However, no communities or relationships within an organisation sit in isolation from the way work gets done or linked to its strategy, processes, workflows, campaigns or initiatives. You could spend time integrating Facebook at Work with search but eventually you will need to leave Facebook at Work to deal with the outcomes of the communities and relationships.
The benefit of O365 is the increasingly ‘seamless integration’ with other capabilities that may be needed as a result of the community outcomes. For example, files uploaded on Yammer will be hosted on SharePoint. Conversation on Yammer could bleed into a Skype Teams call. Videos displayed on Yammer will play through Stream. There is linkage to Office apps, O365 Groups etc. All activity will be understood and surfaced via Delve. The need to leave O365 becomes increasingly unlikely within the collaborative process.
The compelling narrative behind O365 will be the seamless integration with the way people collaborate, not just building community and relationships, but in group work, file sharing, communicating and other collaborative activities.
One things I strongly agree with thought is “It’s not the tool but the people and programming that make enterprise social a success.”
My bias comes from a people centric perspective (rather than document or process centric) so I’ll be interested to hear other folks opinions, especially if you have been involved in a Facebook at Work trial.

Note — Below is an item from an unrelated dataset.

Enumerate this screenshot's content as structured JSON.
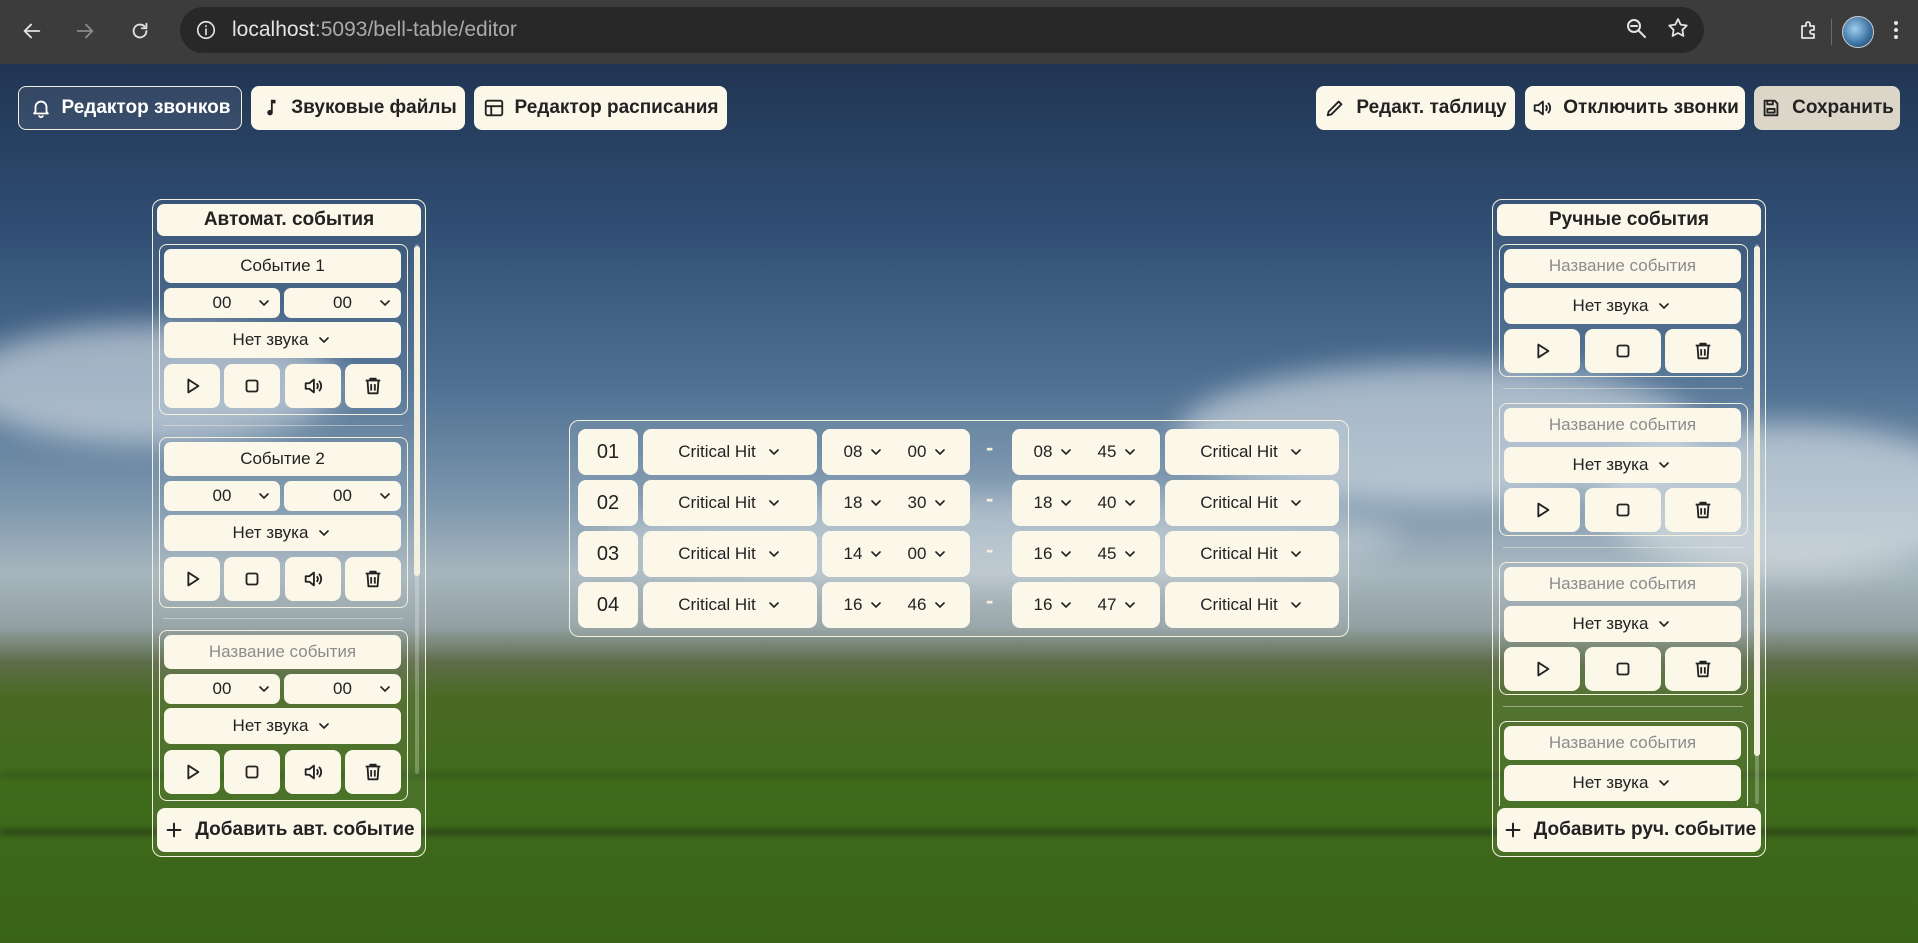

I’m sure Microsoft brought LinkedIn with a specific purpose in mind although it wouldn’t be the first time they know something is good, buy it and they figure out what to do with it!
It sometimes reminds me of some of the mega-rich English Premier League clubs who buy in talent that have very little to do with the current style of play, sit them on the bench and wait for a situation to arise when it becomes clear why they brought them in the first place – or just serendipity!
I would like to think that Microsoft see the future value of collaboration around new ways of working is not to just support the current hierarchies and structures of an organisation. In essence that’s what most of O365 does in supporting this structure of group working around file uploads, storage, document production etc. All important stuff but does nothing to drive innovation and new wealth / value creation.
Where the value creation comes is from building networks, relationships and communities, nurturing new behaviours and processes and blending diversity to create new ways of working.
Yammer and Delve begin to achieve this inside the organisation and adding something like LinkedIn gives an organisation the opportunity to source content, connections and resources far beyond their current network.
I’m thinking of an example where a project manager can initiate a new project and Yammer / Delve (whatever these channels would be called in the future) to source ideas, content, connections and resources from within the organisation and then get seamless connectivity to a LinkedIn type resource (professional and educational) to source gaps or enhancements to the knowledge they have within the organisation. It changes not just the potential reach but also the relationships organisations have with professionals. It would also increase the diversity of thought that an organisational begins to call upon, ideally making it far more social, transparent, agile and democratic.
Microsoft are now looking to compete with Slack.
In the article it mentions how they fail to see what the future of Yammer would be and they struggle to see where it fits in. In my eyes they have completely different capabilities.
Yammer is about networking, relationship and community building. It enables discovery, innovation, crowdsourcing and engagement that potentially involves hundreds and thousands of colleagues.
You would struggle to do that with Slack or Skype teams. The key word here is teams. Skype Teams would work well with defined, identifiable colleagues – in essence building around existing hierarchy and structures.
With Yammer you discover and network with people and groups you never knew existed before, creating new ways of working through the diversity that can be attracted through discover.